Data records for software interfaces
● ● ● ● ●
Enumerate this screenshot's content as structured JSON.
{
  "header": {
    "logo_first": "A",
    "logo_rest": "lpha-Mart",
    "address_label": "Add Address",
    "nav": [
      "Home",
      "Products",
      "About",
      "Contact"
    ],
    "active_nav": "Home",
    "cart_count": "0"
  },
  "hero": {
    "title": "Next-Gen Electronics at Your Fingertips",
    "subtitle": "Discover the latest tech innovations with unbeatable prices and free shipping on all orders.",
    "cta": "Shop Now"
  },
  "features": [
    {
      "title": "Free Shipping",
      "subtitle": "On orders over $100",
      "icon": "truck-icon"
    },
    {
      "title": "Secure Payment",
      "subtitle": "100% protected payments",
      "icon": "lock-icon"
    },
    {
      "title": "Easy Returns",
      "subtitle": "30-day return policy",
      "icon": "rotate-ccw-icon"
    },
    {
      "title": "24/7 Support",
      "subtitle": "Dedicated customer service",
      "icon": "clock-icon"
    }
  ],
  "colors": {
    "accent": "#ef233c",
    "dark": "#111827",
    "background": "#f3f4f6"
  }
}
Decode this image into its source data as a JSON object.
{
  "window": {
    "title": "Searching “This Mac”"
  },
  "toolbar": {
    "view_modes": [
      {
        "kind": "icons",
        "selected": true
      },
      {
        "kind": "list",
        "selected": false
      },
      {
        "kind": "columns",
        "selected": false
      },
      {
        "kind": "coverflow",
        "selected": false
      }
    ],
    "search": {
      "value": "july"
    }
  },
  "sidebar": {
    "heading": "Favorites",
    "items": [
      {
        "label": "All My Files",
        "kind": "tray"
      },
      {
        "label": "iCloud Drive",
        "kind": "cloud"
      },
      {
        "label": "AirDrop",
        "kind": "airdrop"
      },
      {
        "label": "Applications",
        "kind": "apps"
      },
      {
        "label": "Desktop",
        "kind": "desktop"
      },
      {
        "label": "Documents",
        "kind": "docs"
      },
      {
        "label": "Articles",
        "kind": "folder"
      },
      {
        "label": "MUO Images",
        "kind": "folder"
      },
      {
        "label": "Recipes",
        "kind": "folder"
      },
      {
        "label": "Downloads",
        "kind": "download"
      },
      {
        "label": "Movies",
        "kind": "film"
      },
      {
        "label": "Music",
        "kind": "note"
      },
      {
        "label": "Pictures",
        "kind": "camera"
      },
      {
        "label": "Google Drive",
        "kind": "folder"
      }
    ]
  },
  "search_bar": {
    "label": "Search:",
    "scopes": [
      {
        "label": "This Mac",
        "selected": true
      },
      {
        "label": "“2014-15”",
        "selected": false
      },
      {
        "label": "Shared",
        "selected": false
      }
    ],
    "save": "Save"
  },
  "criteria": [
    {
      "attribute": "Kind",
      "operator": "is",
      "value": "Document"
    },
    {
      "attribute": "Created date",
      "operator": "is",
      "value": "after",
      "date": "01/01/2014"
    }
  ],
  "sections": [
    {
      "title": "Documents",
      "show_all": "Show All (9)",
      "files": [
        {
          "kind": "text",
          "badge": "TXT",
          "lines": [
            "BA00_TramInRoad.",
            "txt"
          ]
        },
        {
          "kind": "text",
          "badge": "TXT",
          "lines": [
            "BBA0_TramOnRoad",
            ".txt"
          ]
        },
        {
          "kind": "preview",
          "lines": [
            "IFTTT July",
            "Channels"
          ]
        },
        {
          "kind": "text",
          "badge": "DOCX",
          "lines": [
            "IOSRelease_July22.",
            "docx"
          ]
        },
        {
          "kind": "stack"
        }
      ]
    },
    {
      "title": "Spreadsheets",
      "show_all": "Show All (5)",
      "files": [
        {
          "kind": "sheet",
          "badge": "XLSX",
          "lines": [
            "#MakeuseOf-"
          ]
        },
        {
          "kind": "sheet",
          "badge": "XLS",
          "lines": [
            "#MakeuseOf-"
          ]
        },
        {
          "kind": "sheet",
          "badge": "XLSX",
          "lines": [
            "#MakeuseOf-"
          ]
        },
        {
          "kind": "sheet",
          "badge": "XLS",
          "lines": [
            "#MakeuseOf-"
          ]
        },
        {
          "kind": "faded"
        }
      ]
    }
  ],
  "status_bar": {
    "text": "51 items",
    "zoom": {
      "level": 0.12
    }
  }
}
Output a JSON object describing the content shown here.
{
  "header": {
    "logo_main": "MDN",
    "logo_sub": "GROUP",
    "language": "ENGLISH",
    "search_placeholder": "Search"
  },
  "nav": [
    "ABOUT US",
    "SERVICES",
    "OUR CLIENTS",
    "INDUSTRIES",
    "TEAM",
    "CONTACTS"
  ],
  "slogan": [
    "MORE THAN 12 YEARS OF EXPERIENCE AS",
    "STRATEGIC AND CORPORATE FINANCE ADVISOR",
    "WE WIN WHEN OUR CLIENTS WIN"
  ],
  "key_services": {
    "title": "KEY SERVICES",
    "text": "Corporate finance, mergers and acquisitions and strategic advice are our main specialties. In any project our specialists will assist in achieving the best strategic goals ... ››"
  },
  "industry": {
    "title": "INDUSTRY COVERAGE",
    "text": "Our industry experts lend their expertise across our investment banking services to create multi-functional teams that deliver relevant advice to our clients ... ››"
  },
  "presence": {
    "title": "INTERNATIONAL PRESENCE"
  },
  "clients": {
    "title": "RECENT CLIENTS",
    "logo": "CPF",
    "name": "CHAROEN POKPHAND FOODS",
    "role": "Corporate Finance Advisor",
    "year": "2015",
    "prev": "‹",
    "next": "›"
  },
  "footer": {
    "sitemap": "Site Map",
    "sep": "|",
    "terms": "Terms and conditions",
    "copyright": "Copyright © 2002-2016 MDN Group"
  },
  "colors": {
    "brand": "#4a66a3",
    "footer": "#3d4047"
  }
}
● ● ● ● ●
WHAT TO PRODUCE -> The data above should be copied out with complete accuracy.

ANSWER TO THIS PROBLEM ->
Enumerate this screenshot's content as structured JSON.
{
  "header": {
    "logo_first": "A",
    "logo_rest": "lpha-Mart",
    "address_label": "Add Address",
    "nav": [
      "Home",
      "Products",
      "About",
      "Contact"
    ],
    "active_nav": "Home",
    "cart_count": "0"
  },
  "hero": {
    "title": "Next-Gen Electronics at Your Fingertips",
    "subtitle": "Discover the latest tech innovations with unbeatable prices and free shipping on all orders.",
    "cta": "Shop Now"
  },
  "features": [
    {
      "title": "Free Shipping",
      "subtitle": "On orders over $100",
      "icon": "truck-icon"
    },
    {
      "title": "Secure Payment",
      "subtitle": "100% protected payments",
      "icon": "lock-icon"
    },
    {
      "title": "Easy Returns",
      "subtitle": "30-day return policy",
      "icon": "rotate-ccw-icon"
    },
    {
      "title": "24/7 Support",
      "subtitle": "Dedicated customer service",
      "icon": "clock-icon"
    }
  ],
  "colors": {
    "accent": "#ef233c",
    "dark": "#111827",
    "background": "#f3f4f6"
  }
}
Decode this image into its source data as a JSON object.
{
  "window": {
    "title": "Searching “This Mac”"
  },
  "toolbar": {
    "view_modes": [
      {
        "kind": "icons",
        "selected": true
      },
      {
        "kind": "list",
        "selected": false
      },
      {
        "kind": "columns",
        "selected": false
      },
      {
        "kind": "coverflow",
        "selected": false
      }
    ],
    "search": {
      "value": "july"
    }
  },
  "sidebar": {
    "heading": "Favorites",
    "items": [
      {
        "label": "All My Files",
        "kind": "tray"
      },
      {
        "label": "iCloud Drive",
        "kind": "cloud"
      },
      {
        "label": "AirDrop",
        "kind": "airdrop"
      },
      {
        "label": "Applications",
        "kind": "apps"
      },
      {
        "label": "Desktop",
        "kind": "desktop"
      },
      {
        "label": "Documents",
        "kind": "docs"
      },
      {
        "label": "Articles",
        "kind": "folder"
      },
      {
        "label": "MUO Images",
        "kind": "folder"
      },
      {
        "label": "Recipes",
        "kind": "folder"
      },
      {
        "label": "Downloads",
        "kind": "download"
      },
      {
        "label": "Movies",
        "kind": "film"
      },
      {
        "label": "Music",
        "kind": "note"
      },
      {
        "label": "Pictures",
        "kind": "camera"
      },
      {
        "label": "Google Drive",
        "kind": "folder"
      }
    ]
  },
  "search_bar": {
    "label": "Search:",
    "scopes": [
      {
        "label": "This Mac",
        "selected": true
      },
      {
        "label": "“2014-15”",
        "selected": false
      },
      {
        "label": "Shared",
        "selected": false
      }
    ],
    "save": "Save"
  },
  "criteria": [
    {
      "attribute": "Kind",
      "operator": "is",
      "value": "Document"
    },
    {
      "attribute": "Created date",
      "operator": "is",
      "value": "after",
      "date": "01/01/2014"
    }
  ],
  "sections": [
    {
      "title": "Documents",
      "show_all": "Show All (9)",
      "files": [
        {
          "kind": "text",
          "badge": "TXT",
          "lines": [
            "BA00_TramInRoad.",
            "txt"
          ]
        },
        {
          "kind": "text",
          "badge": "TXT",
          "lines": [
            "BBA0_TramOnRoad",
            ".txt"
          ]
        },
        {
          "kind": "preview",
          "lines": [
            "IFTTT July",
            "Channels"
          ]
        },
        {
          "kind": "text",
          "badge": "DOCX",
          "lines": [
            "IOSRelease_July22.",
            "docx"
          ]
        },
        {
          "kind": "stack"
        }
      ]
    },
    {
      "title": "Spreadsheets",
      "show_all": "Show All (5)",
      "files": [
        {
          "kind": "sheet",
          "badge": "XLSX",
          "lines": [
            "#MakeuseOf-"
          ]
        },
        {
          "kind": "sheet",
          "badge": "XLS",
          "lines": [
            "#MakeuseOf-"
          ]
        },
        {
          "kind": "sheet",
          "badge": "XLSX",
          "lines": [
            "#MakeuseOf-"
          ]
        },
        {
          "kind": "sheet",
          "badge": "XLS",
          "lines": [
            "#MakeuseOf-"
          ]
        },
        {
          "kind": "faded"
        }
      ]
    }
  ],
  "status_bar": {
    "text": "51 items",
    "zoom": {
      "level": 0.12
    }
  }
}
Output a JSON object describing the content shown here.
{
  "header": {
    "logo_main": "MDN",
    "logo_sub": "GROUP",
    "language": "ENGLISH",
    "search_placeholder": "Search"
  },
  "nav": [
    "ABOUT US",
    "SERVICES",
    "OUR CLIENTS",
    "INDUSTRIES",
    "TEAM",
    "CONTACTS"
  ],
  "slogan": [
    "MORE THAN 12 YEARS OF EXPERIENCE AS",
    "STRATEGIC AND CORPORATE FINANCE ADVISOR",
    "WE WIN WHEN OUR CLIENTS WIN"
  ],
  "key_services": {
    "title": "KEY SERVICES",
    "text": "Corporate finance, mergers and acquisitions and strategic advice are our main specialties. In any project our specialists will assist in achieving the best strategic goals ... ››"
  },
  "industry": {
    "title": "INDUSTRY COVERAGE",
    "text": "Our industry experts lend their expertise across our investment banking services to create multi-functional teams that deliver relevant advice to our clients ... ››"
  },
  "presence": {
    "title": "INTERNATIONAL PRESENCE"
  },
  "clients": {
    "title": "RECENT CLIENTS",
    "logo": "CPF",
    "name": "CHAROEN POKPHAND FOODS",
    "role": "Corporate Finance Advisor",
    "year": "2015",
    "prev": "‹",
    "next": "›"
  },
  "footer": {
    "sitemap": "Site Map",
    "sep": "|",
    "terms": "Terms and conditions",
    "copyright": "Copyright © 2002-2016 MDN Group"
  },
  "colors": {
    "brand": "#4a66a3",
    "footer": "#3d4047"
  }
}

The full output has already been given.